In recent months, the Scajaquada has become the focus of increased attention from Buffalo’s creative community. An exhibition of photographs of the creek and its surroundings dating back to the mid-20th century is on view in the Buffalo History Museum through March 23, and multipronged efforts by members of the Black Rock community to shed more attention on the waterway and to repair decades of damage are under way.

For Rey, who was born in Cuba and spent much of his youth in a small Pennsylvania town where fishing was always a part of his life, water holds a special allure. He has dedicated his career to revealing the often-hidden natural beauty and complex ecosystems of overlooked waterways like the Scajaquada and arguing, through his paintings, for their preservation.

“I think change usually can happen best when you find common ground amongst different groups of people with different interests, and the paintings try to create this common ground,” Rey said. “The idea is to almost use art as a way of sensitizing people to their environment.”

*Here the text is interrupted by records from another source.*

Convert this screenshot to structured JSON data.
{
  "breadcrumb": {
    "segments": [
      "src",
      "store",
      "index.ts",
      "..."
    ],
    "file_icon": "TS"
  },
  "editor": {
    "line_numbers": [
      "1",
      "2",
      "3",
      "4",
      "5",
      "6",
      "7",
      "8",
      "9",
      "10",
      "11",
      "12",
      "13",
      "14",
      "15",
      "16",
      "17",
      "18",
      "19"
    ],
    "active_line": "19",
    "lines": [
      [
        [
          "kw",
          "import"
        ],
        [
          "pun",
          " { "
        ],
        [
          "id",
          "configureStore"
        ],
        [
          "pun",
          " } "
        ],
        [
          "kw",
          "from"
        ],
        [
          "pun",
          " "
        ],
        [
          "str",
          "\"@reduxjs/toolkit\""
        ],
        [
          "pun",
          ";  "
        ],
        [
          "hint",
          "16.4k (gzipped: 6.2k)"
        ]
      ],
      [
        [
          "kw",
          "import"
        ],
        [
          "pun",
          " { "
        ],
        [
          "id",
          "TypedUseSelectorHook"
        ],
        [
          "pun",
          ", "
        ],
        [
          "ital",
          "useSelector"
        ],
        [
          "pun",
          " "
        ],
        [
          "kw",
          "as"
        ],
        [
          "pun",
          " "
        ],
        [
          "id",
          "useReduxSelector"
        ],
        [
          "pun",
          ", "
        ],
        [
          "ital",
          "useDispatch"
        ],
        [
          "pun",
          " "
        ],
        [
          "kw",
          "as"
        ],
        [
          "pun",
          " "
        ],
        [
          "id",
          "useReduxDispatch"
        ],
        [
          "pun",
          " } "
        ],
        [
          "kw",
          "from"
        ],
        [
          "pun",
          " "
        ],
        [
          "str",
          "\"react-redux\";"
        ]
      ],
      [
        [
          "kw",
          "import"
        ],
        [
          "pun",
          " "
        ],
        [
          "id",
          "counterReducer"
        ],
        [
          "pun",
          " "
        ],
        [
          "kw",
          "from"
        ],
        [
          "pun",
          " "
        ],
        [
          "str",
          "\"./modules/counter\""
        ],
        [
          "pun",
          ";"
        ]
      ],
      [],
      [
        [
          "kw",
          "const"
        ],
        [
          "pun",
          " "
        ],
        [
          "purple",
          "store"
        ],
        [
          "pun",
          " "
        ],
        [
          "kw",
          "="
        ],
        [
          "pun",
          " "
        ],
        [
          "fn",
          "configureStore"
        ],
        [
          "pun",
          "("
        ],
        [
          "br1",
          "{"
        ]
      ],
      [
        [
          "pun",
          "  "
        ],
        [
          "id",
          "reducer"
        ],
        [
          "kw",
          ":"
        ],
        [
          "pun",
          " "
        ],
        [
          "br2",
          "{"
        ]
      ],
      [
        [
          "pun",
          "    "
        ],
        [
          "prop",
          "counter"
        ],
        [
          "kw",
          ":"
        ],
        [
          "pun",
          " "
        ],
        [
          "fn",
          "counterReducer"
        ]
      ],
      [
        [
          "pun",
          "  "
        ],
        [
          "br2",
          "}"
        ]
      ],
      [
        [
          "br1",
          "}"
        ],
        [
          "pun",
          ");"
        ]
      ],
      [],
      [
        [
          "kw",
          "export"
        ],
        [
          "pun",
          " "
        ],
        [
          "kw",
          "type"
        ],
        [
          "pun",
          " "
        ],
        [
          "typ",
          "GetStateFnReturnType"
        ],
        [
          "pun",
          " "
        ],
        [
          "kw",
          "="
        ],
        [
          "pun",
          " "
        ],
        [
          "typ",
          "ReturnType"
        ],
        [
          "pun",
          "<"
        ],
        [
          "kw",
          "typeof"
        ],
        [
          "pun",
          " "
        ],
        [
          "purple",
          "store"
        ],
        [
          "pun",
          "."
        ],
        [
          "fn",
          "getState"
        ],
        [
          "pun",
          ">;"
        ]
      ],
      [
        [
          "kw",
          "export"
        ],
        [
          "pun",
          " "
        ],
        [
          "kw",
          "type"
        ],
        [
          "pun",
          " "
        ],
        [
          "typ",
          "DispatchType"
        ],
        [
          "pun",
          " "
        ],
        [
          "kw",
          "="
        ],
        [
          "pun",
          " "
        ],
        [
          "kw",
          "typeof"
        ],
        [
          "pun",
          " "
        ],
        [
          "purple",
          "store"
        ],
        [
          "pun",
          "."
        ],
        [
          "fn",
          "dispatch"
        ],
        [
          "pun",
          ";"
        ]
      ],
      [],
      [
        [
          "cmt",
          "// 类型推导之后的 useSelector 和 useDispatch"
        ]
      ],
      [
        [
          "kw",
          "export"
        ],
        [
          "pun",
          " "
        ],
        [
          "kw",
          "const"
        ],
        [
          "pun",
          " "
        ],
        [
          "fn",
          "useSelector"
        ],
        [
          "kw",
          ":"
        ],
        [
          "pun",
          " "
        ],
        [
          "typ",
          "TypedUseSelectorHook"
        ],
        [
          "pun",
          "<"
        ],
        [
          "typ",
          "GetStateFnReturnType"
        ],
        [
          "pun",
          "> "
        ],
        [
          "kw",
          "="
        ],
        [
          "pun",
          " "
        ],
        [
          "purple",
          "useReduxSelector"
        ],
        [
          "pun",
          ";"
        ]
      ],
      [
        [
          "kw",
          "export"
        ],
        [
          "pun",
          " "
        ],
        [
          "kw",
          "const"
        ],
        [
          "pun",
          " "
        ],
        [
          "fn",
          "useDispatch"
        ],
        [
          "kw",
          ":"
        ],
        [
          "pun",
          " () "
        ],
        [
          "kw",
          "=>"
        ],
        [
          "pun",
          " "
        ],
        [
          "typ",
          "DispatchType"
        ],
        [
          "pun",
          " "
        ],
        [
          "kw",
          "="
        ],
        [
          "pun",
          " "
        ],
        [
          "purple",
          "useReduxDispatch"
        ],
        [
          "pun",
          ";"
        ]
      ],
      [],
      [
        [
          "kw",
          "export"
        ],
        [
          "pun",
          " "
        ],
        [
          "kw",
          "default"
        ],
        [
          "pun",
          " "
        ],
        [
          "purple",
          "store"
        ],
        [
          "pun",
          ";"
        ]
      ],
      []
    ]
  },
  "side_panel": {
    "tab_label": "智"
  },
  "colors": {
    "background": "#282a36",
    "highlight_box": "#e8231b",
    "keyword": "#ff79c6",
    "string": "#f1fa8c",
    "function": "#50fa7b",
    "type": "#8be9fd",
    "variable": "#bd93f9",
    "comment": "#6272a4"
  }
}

The Burchfield Penney also will open five other shows organized around the theme of water on Friday as part of its quarterly series of launches: “Charles Burchfield: Water,” a selection of the famed watercolorist’s water-based paintings; “Bridging the Great Divide,” an exploration of landscape art over the centuries; “Melt,” a new series of paintings made with watercolor ice cubes by Brian Milbrand; “Hydro-Graphic,” a look at water-based artworks by 19th century and contemporary artists; and “Fly Fishing: A Celebration of the Stream.”

The exhibitions are timed to mark the 100th anniversary of the passage of the first significant water regulations in the United States in October 1914.

Preview

What: “Biological Regionalism: Alberto Rey”

When: Friday through May 18.

Where: Burchfield Penney Art Center, 1300 Elmwood Ave.

Tickets: Free on Friday; otherwise $5 to $10

Info: 878-6011 or www.burchfieldpenney.org

email: cdabkowski@buffnews.com